Which pairs of cogs let the coloured tooth touch every tooth on the other cog? Which pairs do not let this happen? Why?

I throw three dice and get 5, 3 and 2. Add the scores on the three dice. What do you get? Now multiply the scores. What do you notice?

The five digit number A679B, in base ten, is divisible by 72. What are the values of A and B?

A mathematician goes into a supermarket and buys four items. Using a calculator she multiplies the cost instead of adding them. How can her answer be the same as the total at the till?

Starting with the number 180, take away 9 again and again, joining up the dots as you go. Watch out - don't join all the dots!

Twice a week I go swimming and swim the same number of lengths of the pool each time. As I swim, I count the lengths I've done so far, and make it into a fraction of the whole number of lengths I. . . .

Find the highest power of 11 that will divide into 1000! exactly.

Can you find any perfect numbers? Read this article to find out more...

A game for 2 or more people. Starting with 100, subratct a number from 1 to 9 from the total. You score for making an odd number, a number ending in 0 or a multiple of 6.

A game that tests your understanding of remainders.

Find a cuboid (with edges of integer values) that has a surface area of exactly 100 square units. Is there more than one? Can you find them all?

Ben passed a third of his counters to Jack, Jack passed a quarter of his counters to Emma and Emma passed a fifth of her counters to Ben. After this they all had the same number of counters.

Number problems at primary level that may require determination.

If you have only four weights, where could you place them in order to balance this equaliser?

In this problem we are looking at sets of parallel sticks that cross each other. What is the least number of crossings you can make? And the greatest?

Imagine a wheel with different markings painted on it at regular intervals. Can you predict the colour of the 18th mark? The 100th mark?
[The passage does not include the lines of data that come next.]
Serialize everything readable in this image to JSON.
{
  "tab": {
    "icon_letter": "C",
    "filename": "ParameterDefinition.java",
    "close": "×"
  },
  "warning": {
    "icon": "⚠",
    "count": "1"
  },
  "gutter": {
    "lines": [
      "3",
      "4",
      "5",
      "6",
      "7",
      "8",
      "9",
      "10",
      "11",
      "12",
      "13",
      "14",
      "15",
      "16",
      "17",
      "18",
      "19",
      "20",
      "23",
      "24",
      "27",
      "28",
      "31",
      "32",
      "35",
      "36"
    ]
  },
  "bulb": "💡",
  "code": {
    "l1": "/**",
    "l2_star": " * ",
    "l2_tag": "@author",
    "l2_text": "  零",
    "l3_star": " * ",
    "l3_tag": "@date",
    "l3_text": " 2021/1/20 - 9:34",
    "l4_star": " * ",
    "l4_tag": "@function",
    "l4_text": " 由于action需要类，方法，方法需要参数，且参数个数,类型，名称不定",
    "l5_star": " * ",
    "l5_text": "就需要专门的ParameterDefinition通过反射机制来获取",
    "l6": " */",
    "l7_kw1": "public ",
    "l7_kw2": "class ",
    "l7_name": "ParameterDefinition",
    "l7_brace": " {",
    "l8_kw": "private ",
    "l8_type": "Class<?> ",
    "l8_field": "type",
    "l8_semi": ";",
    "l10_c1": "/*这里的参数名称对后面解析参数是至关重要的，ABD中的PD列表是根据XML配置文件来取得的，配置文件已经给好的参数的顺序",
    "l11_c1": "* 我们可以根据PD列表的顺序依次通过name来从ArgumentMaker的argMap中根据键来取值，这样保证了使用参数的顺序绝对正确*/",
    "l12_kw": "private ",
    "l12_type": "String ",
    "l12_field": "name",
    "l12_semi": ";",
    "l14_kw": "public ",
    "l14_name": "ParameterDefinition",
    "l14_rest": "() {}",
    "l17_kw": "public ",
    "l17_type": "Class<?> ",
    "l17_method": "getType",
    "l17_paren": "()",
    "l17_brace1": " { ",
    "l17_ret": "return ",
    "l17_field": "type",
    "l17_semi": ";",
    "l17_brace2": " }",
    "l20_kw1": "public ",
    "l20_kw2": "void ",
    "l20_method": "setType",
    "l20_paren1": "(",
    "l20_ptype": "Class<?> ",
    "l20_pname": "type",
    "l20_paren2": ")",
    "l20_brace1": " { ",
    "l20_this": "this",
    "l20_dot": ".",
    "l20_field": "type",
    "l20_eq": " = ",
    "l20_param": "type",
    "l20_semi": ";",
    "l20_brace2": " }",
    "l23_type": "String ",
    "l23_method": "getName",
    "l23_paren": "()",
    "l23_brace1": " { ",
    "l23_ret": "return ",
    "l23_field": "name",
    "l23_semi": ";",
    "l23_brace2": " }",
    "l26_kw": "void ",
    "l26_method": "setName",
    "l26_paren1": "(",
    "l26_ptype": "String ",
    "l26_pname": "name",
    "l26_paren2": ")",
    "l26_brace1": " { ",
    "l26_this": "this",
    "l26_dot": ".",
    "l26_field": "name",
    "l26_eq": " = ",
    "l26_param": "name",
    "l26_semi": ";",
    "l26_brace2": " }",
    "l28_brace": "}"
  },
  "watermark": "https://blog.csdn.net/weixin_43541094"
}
In this activity, the computer chooses a times table and shifts it. Can you work out the table and the shift each time?

A three digit number abc is always divisible by 7 when 2a+3b+c is divisible by 7. Why?